• Entries shown
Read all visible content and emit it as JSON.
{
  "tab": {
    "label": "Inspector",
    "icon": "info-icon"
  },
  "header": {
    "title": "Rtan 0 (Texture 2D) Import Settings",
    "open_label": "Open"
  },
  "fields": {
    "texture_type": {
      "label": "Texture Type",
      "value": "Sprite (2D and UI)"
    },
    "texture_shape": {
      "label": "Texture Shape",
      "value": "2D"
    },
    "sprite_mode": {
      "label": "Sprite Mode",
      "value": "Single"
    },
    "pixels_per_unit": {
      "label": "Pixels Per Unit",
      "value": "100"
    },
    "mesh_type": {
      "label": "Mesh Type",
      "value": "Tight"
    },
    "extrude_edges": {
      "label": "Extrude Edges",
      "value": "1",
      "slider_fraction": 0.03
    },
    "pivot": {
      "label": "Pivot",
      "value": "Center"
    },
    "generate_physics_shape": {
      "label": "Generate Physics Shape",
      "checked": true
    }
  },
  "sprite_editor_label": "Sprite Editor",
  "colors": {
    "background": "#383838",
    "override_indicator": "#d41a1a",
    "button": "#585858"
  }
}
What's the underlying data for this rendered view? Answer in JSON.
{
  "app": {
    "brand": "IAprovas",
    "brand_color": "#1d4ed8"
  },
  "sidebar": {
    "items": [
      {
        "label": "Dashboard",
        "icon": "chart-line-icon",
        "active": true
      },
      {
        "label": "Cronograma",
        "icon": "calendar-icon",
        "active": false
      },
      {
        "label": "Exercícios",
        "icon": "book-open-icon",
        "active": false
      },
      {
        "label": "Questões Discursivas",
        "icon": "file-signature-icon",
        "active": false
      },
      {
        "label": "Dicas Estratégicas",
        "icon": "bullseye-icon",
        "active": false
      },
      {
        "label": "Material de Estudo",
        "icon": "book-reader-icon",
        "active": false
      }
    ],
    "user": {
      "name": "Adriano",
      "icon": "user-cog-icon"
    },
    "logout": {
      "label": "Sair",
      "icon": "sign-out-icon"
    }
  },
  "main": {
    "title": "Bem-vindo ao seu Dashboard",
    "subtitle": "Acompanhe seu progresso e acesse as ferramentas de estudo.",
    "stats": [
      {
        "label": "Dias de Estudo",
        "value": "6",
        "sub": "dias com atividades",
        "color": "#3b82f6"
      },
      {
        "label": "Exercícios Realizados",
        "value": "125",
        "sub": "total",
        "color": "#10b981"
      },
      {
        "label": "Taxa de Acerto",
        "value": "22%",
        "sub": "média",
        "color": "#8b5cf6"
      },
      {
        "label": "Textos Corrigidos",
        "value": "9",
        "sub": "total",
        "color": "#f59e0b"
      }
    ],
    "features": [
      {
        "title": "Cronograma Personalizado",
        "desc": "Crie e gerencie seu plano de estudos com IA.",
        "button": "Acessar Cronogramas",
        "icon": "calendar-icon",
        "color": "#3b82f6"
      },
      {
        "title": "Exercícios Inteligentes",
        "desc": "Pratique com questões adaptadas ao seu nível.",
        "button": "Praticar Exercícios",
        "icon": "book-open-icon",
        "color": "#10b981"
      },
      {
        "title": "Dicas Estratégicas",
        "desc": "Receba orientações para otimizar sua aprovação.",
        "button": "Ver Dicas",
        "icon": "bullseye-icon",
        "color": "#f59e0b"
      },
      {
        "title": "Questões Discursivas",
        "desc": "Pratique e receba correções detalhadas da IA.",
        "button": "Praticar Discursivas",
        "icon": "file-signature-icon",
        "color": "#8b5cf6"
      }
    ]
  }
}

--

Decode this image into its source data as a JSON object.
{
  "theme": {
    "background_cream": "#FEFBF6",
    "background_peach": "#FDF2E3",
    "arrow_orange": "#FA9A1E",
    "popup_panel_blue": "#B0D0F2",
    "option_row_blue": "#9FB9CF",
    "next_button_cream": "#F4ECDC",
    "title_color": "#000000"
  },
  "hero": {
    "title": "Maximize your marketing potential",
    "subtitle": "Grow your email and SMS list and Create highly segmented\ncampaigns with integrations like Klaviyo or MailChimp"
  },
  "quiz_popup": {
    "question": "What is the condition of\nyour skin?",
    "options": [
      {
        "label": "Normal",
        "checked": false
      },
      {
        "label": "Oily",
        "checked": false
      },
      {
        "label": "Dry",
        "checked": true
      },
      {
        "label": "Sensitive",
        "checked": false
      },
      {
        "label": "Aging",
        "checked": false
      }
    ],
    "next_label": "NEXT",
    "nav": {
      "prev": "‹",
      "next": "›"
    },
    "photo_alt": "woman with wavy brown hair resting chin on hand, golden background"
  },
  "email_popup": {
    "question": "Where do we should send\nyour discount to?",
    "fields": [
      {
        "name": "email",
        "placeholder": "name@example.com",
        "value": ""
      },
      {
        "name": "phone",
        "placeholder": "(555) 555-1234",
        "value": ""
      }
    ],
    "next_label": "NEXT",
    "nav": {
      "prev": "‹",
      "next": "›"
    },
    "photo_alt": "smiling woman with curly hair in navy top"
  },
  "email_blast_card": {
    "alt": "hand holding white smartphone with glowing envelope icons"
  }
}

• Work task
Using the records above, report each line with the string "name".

• Response
      "name": "Adriano",
        "name": "email",
        "placeholder": "name@example.com",
        "name": "phone",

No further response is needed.